> _Task to carry out_
The expected output is each line below containing "RedisURI", copied in full.

> _Collected data entries_
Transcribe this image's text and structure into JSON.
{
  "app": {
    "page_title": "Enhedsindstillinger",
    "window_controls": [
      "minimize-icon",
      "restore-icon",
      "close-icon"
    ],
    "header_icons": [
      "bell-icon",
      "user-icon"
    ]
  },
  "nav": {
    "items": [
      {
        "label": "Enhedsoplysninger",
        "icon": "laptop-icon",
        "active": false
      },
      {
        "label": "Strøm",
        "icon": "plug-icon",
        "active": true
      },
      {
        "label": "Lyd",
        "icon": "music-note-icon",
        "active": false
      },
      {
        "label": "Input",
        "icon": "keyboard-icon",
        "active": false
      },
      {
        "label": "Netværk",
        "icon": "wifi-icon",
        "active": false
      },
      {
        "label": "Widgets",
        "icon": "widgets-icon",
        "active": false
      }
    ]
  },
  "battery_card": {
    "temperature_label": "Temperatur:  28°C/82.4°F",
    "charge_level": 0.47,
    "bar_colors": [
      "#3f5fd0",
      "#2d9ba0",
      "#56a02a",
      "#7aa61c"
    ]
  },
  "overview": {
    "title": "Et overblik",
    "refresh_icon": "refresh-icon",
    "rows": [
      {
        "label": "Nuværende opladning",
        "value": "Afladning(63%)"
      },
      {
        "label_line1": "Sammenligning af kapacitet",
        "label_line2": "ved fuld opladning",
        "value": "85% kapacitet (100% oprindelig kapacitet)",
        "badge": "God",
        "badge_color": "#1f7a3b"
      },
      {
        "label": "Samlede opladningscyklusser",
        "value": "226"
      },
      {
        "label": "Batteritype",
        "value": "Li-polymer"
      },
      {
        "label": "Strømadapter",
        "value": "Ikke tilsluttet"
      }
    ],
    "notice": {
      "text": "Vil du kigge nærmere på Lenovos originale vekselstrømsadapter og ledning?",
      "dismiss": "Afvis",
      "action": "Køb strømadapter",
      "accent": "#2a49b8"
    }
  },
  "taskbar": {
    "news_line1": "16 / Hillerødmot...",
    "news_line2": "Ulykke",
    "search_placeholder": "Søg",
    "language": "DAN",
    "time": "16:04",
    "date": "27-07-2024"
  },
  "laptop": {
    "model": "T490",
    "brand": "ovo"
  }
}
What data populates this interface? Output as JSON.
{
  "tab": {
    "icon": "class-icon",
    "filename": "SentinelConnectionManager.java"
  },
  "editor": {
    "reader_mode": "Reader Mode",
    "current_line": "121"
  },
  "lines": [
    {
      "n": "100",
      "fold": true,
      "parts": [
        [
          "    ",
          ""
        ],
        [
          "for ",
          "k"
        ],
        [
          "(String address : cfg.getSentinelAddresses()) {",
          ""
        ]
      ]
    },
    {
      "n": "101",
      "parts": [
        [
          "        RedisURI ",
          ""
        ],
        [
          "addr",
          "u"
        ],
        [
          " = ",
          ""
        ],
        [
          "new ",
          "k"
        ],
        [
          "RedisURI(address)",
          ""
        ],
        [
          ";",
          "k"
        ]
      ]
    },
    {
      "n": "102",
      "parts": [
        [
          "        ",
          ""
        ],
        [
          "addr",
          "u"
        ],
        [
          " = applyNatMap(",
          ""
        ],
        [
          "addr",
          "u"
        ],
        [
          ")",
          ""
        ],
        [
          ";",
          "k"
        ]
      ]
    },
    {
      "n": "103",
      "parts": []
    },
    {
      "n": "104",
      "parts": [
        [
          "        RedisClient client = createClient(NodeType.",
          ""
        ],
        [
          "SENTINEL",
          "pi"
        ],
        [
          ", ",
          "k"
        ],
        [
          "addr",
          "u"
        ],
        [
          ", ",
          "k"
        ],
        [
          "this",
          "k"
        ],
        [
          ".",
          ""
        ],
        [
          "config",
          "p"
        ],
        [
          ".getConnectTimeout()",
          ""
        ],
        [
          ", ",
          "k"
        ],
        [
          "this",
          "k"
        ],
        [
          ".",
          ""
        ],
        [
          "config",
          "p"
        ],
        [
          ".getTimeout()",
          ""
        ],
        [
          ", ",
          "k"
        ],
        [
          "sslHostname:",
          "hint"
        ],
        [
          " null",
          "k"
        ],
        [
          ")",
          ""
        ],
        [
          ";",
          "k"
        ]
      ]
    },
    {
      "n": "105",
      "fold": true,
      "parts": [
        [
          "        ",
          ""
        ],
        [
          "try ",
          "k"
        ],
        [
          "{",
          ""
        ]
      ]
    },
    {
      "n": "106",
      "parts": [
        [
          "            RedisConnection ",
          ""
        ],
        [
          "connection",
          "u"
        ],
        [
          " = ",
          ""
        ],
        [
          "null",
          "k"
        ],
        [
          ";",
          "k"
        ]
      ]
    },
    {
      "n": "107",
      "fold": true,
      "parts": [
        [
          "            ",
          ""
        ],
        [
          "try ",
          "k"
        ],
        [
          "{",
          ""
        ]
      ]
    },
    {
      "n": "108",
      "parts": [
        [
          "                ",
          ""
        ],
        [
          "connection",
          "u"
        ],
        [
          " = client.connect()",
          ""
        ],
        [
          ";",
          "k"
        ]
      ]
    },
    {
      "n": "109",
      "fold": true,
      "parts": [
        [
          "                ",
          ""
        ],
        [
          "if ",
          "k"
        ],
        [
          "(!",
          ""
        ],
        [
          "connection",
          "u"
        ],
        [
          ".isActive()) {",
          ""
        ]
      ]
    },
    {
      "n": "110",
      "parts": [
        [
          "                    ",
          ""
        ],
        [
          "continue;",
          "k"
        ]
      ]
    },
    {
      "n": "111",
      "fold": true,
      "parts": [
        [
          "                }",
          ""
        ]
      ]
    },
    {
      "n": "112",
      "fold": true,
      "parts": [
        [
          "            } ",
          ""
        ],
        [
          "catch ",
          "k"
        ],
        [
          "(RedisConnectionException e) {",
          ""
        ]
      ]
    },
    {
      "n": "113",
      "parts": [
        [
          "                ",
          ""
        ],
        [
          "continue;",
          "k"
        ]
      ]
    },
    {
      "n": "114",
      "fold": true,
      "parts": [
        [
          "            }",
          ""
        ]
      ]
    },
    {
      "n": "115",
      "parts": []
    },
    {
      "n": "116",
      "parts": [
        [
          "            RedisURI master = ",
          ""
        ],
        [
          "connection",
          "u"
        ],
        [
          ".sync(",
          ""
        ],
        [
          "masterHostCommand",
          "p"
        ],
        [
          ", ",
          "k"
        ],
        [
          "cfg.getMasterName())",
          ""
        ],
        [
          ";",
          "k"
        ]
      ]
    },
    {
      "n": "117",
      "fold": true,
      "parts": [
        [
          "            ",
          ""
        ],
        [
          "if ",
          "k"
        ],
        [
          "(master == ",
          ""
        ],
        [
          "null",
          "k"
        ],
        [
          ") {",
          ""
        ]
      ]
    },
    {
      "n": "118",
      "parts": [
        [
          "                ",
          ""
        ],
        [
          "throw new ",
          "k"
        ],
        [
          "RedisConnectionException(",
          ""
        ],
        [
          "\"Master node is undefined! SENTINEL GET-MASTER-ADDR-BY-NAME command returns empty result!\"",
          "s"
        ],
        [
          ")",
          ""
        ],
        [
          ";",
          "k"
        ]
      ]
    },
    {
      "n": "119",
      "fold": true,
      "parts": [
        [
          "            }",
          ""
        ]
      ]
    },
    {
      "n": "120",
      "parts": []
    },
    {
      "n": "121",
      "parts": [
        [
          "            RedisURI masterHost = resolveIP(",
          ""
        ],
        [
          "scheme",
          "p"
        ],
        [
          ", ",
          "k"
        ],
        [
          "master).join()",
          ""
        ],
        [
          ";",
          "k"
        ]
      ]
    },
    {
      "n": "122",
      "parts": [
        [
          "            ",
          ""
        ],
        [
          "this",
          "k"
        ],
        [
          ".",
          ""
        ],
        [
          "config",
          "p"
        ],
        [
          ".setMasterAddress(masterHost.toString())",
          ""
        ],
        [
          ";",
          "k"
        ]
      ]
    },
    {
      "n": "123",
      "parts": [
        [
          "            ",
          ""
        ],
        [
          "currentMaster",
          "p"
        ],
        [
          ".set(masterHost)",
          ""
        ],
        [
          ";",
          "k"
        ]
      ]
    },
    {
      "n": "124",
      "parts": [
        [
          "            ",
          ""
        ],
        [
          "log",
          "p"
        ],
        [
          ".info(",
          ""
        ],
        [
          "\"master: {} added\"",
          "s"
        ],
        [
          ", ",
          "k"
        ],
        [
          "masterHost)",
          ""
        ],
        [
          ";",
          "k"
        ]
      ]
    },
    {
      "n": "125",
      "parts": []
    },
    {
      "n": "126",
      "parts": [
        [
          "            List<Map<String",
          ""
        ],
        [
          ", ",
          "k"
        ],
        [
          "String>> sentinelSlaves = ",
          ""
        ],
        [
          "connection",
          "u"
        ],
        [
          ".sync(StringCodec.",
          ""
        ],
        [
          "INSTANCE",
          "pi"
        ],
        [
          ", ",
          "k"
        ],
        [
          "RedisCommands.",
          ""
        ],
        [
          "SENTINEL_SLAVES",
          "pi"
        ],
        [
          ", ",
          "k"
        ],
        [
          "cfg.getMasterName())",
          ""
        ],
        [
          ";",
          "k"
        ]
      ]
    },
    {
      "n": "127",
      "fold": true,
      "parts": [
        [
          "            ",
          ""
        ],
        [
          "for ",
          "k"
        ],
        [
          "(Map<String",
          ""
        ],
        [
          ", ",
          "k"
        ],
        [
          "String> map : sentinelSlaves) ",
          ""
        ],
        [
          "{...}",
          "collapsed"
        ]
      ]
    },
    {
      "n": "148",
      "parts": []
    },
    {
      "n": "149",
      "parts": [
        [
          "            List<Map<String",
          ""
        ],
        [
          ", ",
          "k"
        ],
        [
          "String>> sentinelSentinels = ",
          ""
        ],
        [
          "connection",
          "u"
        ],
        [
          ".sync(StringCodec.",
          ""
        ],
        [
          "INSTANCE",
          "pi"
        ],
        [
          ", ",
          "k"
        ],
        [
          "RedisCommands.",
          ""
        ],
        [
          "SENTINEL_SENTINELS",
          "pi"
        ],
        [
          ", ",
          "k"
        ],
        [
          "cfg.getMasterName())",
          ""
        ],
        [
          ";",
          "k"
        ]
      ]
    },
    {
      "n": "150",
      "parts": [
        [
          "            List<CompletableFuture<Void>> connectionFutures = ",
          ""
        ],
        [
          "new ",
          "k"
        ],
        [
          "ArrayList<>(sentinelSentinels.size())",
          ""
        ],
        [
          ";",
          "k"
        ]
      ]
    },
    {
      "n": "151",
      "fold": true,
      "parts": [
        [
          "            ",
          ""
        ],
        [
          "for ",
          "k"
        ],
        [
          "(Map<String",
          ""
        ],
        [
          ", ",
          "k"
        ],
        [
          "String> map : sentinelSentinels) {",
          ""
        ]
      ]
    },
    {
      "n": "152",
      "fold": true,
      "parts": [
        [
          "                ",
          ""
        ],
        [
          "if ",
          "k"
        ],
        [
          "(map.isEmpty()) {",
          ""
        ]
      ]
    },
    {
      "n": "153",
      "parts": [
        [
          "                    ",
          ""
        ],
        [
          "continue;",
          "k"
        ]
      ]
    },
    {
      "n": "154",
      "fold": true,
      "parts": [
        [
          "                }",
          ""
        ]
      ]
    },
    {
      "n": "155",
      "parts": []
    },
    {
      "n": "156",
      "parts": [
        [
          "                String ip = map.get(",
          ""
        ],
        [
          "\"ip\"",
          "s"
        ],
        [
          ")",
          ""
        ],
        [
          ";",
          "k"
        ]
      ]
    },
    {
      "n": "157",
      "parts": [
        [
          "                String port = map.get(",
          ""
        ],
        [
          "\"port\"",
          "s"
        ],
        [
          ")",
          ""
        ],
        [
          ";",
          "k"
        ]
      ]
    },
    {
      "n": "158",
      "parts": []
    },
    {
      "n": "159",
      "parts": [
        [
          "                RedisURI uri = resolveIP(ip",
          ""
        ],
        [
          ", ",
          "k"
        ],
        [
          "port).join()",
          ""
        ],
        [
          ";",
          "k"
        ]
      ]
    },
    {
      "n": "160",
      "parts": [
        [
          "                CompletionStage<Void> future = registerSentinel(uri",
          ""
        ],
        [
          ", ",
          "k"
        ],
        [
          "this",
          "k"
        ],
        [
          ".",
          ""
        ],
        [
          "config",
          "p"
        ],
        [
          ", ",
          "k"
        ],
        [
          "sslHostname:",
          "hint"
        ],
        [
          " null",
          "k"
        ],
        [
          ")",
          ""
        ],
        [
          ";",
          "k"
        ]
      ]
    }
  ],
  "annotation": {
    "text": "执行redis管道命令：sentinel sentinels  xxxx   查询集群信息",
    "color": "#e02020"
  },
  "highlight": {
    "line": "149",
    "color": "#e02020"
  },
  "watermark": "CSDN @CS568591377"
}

> _Written solution_
          "        RedisURI ",
          "RedisURI(address)",
          "            RedisURI master = ",
          "            RedisURI masterHost = resolveIP(",
          "                RedisURI uri = resolveIP(ip",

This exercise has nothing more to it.